PROBLEM TO WORK ON - Every line below that holds the word "kind" must be listed.

--- START ---

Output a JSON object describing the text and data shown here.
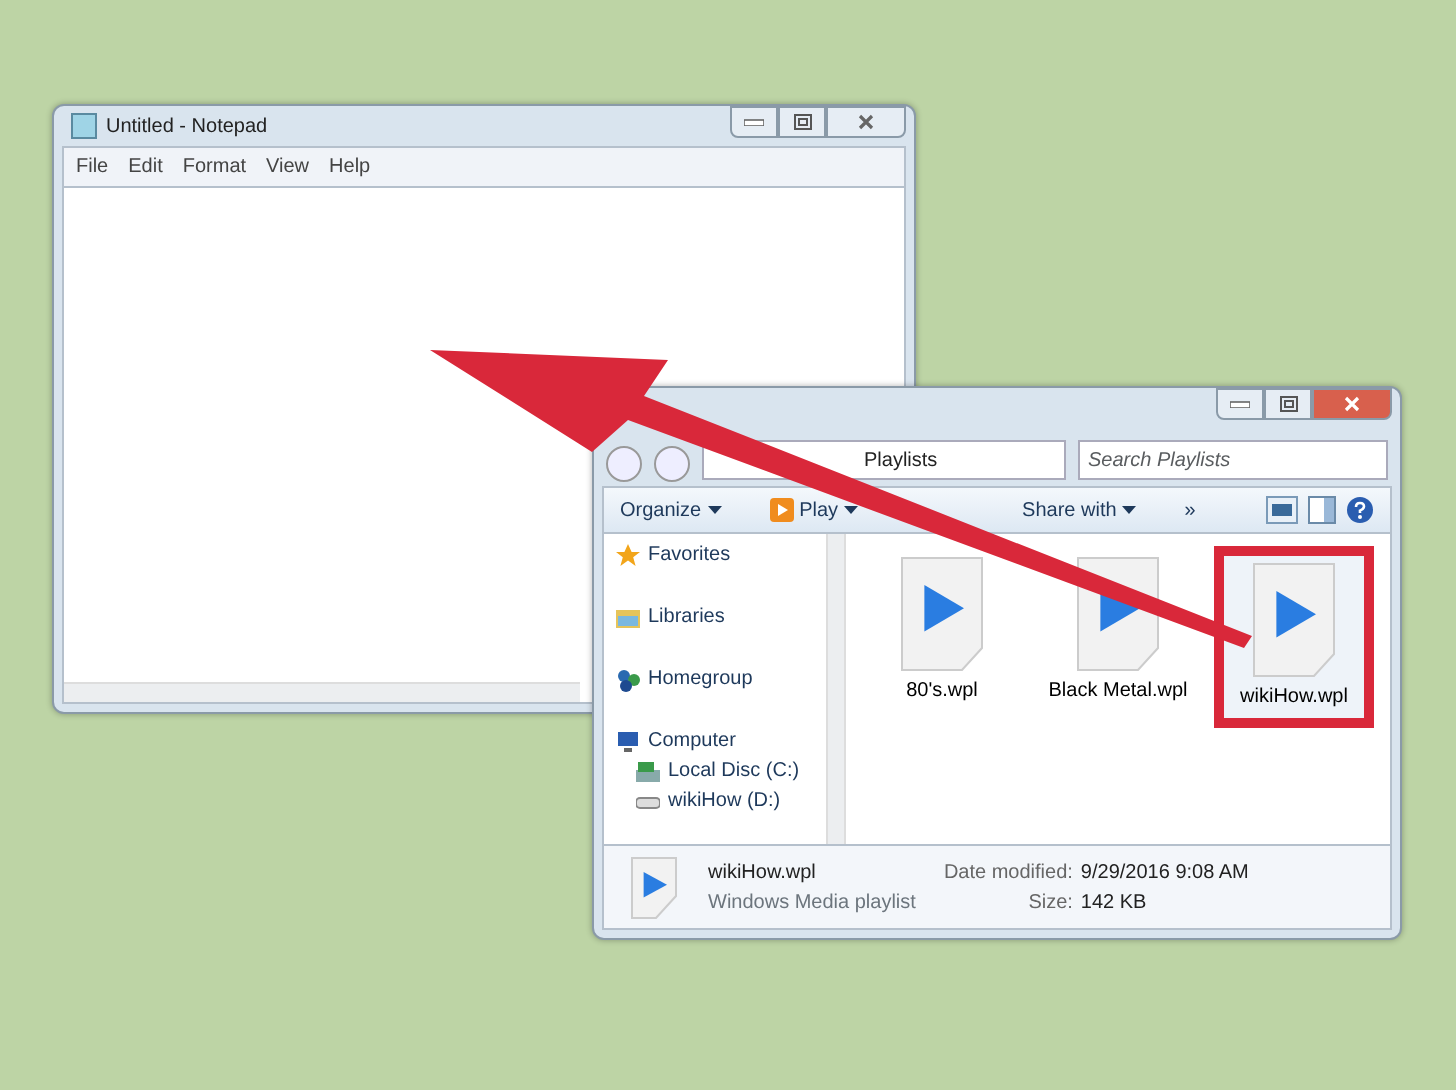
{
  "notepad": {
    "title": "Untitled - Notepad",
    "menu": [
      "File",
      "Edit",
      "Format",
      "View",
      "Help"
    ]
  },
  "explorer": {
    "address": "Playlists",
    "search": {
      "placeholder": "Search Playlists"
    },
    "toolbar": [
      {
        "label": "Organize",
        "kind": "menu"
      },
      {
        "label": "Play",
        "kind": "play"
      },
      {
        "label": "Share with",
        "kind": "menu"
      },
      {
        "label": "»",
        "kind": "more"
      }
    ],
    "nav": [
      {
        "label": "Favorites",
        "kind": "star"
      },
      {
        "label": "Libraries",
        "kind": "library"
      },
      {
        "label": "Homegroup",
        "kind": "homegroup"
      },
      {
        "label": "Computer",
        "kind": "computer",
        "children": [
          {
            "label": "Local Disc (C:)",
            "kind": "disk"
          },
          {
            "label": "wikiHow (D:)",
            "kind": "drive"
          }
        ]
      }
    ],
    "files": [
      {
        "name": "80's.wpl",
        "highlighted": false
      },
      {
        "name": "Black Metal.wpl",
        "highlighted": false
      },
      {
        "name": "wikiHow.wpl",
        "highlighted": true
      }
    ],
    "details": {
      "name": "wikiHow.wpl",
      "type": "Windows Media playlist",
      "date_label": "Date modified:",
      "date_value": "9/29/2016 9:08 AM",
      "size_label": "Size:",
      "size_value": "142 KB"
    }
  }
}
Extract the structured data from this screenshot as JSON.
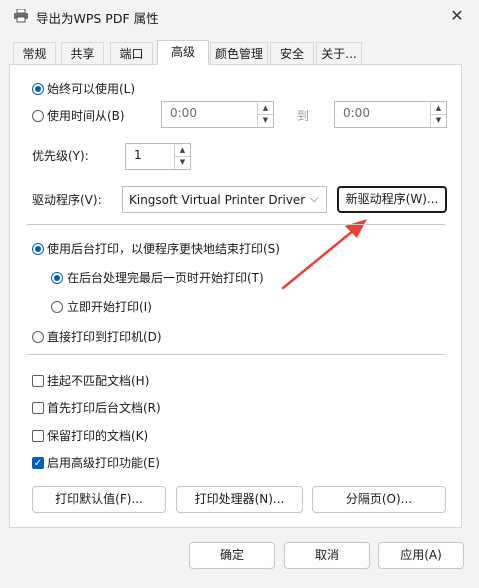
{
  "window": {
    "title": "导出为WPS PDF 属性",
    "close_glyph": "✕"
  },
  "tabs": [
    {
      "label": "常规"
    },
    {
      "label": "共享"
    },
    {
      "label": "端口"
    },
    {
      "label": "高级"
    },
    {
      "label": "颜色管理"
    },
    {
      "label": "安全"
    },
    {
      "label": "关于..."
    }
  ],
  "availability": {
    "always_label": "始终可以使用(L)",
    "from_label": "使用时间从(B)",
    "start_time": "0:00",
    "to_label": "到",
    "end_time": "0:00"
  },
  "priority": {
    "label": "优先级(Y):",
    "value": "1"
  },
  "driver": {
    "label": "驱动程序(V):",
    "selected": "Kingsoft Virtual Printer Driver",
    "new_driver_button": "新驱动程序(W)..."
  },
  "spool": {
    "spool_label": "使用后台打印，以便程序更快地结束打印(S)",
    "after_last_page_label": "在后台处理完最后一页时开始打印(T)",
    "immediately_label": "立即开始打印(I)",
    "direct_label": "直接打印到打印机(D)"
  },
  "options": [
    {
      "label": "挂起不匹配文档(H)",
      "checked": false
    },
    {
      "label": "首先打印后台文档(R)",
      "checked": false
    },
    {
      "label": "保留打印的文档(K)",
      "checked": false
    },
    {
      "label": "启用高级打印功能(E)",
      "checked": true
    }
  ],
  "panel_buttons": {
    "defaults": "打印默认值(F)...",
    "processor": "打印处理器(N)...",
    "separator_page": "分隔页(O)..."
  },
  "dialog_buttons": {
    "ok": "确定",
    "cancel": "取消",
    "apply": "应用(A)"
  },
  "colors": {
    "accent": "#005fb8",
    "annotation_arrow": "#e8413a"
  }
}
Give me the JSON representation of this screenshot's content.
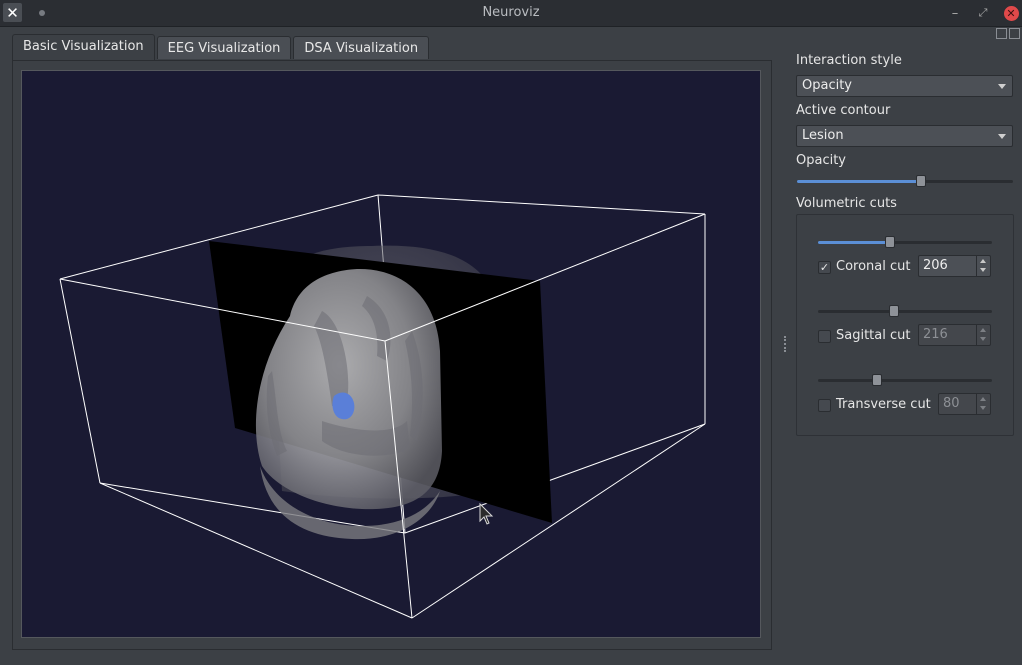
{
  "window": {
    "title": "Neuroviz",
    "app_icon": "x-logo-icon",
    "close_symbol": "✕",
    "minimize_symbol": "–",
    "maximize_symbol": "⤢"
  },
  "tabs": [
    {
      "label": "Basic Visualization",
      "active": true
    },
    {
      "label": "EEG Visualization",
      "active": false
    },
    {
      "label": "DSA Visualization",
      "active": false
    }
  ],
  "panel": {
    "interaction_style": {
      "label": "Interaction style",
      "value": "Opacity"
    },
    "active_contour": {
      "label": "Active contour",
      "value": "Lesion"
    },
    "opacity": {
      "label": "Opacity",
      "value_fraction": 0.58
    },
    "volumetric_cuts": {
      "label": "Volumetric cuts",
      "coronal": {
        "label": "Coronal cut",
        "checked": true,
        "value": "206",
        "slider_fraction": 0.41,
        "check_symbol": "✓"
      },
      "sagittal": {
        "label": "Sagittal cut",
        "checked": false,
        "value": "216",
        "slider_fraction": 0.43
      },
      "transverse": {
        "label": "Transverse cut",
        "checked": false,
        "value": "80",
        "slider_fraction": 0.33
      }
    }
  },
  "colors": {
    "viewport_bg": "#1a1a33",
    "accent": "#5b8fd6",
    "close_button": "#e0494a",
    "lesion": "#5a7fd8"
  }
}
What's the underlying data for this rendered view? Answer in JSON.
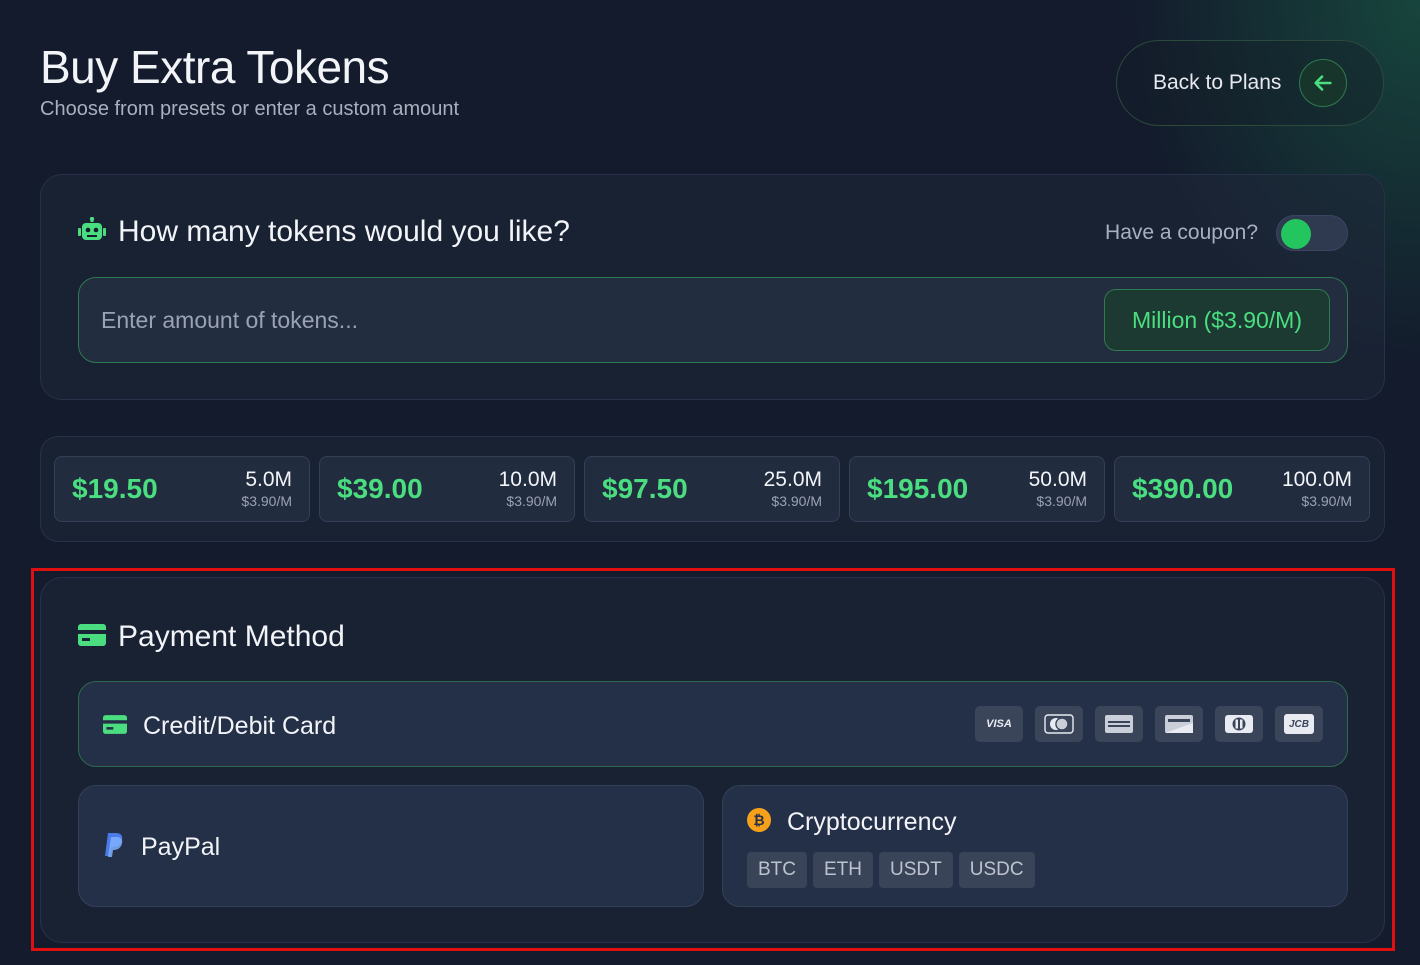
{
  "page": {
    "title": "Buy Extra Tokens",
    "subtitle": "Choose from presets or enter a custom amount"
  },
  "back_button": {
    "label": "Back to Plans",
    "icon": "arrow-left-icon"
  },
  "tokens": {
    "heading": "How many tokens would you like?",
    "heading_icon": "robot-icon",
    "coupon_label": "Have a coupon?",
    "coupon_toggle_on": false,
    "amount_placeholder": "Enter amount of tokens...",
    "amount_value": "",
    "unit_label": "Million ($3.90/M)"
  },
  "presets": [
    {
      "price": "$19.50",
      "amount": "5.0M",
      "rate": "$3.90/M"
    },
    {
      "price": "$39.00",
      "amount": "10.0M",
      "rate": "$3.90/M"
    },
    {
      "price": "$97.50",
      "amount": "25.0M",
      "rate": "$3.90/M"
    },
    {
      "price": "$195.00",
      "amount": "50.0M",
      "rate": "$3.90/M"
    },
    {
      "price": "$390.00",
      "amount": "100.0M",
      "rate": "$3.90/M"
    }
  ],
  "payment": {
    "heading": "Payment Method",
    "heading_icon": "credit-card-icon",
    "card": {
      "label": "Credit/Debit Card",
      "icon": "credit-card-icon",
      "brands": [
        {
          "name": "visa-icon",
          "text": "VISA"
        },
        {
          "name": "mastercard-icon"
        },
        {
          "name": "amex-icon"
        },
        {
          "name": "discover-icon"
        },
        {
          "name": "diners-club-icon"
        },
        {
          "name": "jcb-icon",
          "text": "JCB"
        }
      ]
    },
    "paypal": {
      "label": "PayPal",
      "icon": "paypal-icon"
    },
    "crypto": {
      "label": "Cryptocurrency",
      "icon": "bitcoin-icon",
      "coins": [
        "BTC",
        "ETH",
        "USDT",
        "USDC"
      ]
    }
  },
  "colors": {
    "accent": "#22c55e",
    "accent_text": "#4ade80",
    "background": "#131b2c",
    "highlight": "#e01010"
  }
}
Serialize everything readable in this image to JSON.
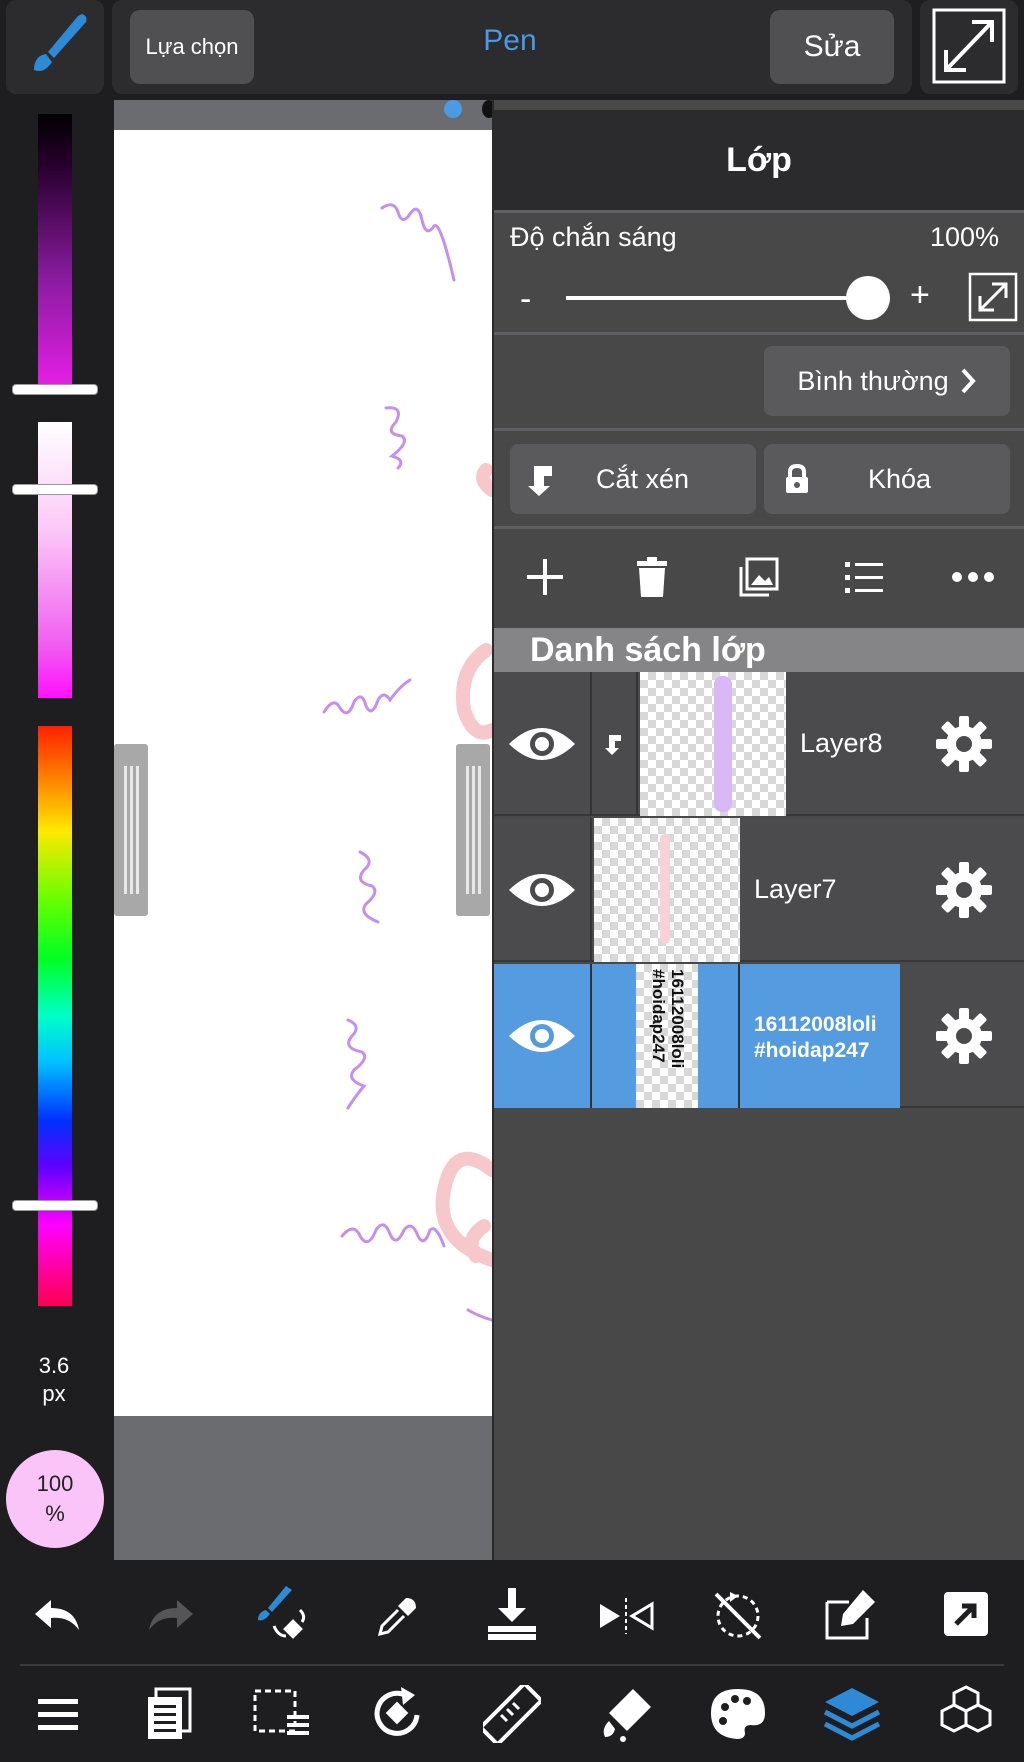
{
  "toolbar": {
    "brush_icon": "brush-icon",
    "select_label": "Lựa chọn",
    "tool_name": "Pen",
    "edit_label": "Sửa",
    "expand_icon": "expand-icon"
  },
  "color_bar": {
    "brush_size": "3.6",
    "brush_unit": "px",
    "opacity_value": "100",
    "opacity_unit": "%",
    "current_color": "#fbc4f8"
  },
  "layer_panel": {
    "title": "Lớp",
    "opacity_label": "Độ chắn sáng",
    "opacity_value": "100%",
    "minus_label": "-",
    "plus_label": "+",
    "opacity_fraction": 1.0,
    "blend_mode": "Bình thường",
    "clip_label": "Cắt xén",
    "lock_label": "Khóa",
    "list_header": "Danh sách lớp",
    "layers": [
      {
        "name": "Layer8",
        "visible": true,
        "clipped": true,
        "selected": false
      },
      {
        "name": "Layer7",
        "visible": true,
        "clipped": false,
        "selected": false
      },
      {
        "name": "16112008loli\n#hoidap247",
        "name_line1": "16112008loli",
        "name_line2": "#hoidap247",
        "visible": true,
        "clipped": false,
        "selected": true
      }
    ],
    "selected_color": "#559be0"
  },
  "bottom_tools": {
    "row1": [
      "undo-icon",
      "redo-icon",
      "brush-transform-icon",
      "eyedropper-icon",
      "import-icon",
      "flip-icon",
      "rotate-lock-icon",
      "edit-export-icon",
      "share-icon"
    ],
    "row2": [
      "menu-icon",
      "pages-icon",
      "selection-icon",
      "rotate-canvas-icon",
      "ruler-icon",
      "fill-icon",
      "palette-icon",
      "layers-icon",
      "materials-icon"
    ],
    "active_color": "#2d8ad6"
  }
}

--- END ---

WRITTEN SOLUTION -
        "kind": "menu"
        "kind": "play"
        "kind": "menu"
        "kind": "more"
        "kind": "star"
        "kind": "library"
        "kind": "homegroup"
        "kind": "computer",
            "kind": "disk"
            "kind": "drive"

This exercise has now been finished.